-- Data listing follows --

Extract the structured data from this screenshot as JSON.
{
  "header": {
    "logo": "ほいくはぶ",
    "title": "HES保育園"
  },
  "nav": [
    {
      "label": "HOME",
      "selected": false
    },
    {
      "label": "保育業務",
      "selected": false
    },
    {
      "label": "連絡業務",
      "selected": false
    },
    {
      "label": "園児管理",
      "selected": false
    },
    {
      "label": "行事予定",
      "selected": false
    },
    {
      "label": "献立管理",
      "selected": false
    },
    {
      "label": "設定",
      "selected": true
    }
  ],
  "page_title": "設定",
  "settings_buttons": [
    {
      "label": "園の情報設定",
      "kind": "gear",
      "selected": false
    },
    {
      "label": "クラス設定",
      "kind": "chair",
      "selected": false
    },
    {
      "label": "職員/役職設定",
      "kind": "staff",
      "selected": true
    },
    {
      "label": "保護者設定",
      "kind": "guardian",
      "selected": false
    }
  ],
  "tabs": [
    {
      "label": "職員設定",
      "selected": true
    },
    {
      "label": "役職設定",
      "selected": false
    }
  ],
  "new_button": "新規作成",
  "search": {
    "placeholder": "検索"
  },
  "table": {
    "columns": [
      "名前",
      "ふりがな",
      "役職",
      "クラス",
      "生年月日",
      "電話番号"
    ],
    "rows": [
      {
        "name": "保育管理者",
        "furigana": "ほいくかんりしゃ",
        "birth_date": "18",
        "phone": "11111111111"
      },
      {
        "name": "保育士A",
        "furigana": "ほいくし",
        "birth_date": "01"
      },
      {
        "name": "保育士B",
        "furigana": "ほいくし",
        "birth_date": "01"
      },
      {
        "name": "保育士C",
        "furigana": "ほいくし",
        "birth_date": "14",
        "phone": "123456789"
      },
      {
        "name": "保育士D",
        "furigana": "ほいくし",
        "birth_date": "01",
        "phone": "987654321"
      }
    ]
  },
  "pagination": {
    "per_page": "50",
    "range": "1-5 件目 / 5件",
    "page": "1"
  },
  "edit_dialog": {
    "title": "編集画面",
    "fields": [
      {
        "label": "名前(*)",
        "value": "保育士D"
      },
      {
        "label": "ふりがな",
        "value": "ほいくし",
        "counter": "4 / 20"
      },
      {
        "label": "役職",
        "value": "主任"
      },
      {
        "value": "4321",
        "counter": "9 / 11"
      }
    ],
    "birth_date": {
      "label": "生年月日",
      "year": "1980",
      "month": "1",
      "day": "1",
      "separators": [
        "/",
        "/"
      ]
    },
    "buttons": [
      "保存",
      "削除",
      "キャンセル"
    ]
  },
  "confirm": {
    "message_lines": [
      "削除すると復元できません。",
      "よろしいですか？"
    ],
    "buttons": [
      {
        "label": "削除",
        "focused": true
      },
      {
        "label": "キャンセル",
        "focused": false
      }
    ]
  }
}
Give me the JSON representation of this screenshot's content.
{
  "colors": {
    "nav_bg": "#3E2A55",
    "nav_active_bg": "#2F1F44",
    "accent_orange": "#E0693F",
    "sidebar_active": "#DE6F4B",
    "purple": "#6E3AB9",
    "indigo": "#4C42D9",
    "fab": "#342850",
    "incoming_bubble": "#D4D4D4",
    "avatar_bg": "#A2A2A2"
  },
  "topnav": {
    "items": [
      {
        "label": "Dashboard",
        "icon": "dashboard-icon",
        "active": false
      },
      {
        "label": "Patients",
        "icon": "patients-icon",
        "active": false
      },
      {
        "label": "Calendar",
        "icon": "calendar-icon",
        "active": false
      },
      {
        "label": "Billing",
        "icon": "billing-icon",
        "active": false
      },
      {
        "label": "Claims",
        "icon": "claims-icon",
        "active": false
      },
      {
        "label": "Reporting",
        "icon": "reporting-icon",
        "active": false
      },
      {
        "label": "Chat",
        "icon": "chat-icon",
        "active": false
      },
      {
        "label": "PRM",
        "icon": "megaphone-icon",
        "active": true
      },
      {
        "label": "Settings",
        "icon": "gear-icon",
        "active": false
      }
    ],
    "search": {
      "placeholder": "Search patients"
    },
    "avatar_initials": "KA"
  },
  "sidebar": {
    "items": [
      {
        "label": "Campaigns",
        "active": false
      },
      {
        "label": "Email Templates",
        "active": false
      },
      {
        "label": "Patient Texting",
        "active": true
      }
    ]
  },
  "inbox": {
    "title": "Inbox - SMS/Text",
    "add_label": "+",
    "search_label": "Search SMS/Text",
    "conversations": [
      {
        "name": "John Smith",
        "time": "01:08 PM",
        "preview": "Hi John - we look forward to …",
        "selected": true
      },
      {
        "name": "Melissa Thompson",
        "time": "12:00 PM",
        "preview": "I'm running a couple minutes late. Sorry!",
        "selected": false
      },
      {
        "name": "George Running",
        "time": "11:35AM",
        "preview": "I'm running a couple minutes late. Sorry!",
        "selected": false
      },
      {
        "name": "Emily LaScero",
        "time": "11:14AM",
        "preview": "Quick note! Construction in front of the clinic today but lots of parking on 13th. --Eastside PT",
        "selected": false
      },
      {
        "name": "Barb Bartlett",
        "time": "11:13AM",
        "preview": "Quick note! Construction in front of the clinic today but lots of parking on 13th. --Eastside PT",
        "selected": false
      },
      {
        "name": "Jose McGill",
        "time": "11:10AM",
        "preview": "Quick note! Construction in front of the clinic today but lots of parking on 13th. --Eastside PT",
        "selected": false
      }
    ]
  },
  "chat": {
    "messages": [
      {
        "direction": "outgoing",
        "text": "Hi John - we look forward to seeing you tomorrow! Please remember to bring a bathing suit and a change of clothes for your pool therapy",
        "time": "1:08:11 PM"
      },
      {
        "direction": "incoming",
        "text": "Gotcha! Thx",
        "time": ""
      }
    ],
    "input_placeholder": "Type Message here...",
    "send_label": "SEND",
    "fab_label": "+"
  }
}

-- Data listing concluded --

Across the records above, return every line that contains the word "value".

        "value": "保育士D"
        "value": "ほいくし",
        "value": "主任"
        "value": "4321",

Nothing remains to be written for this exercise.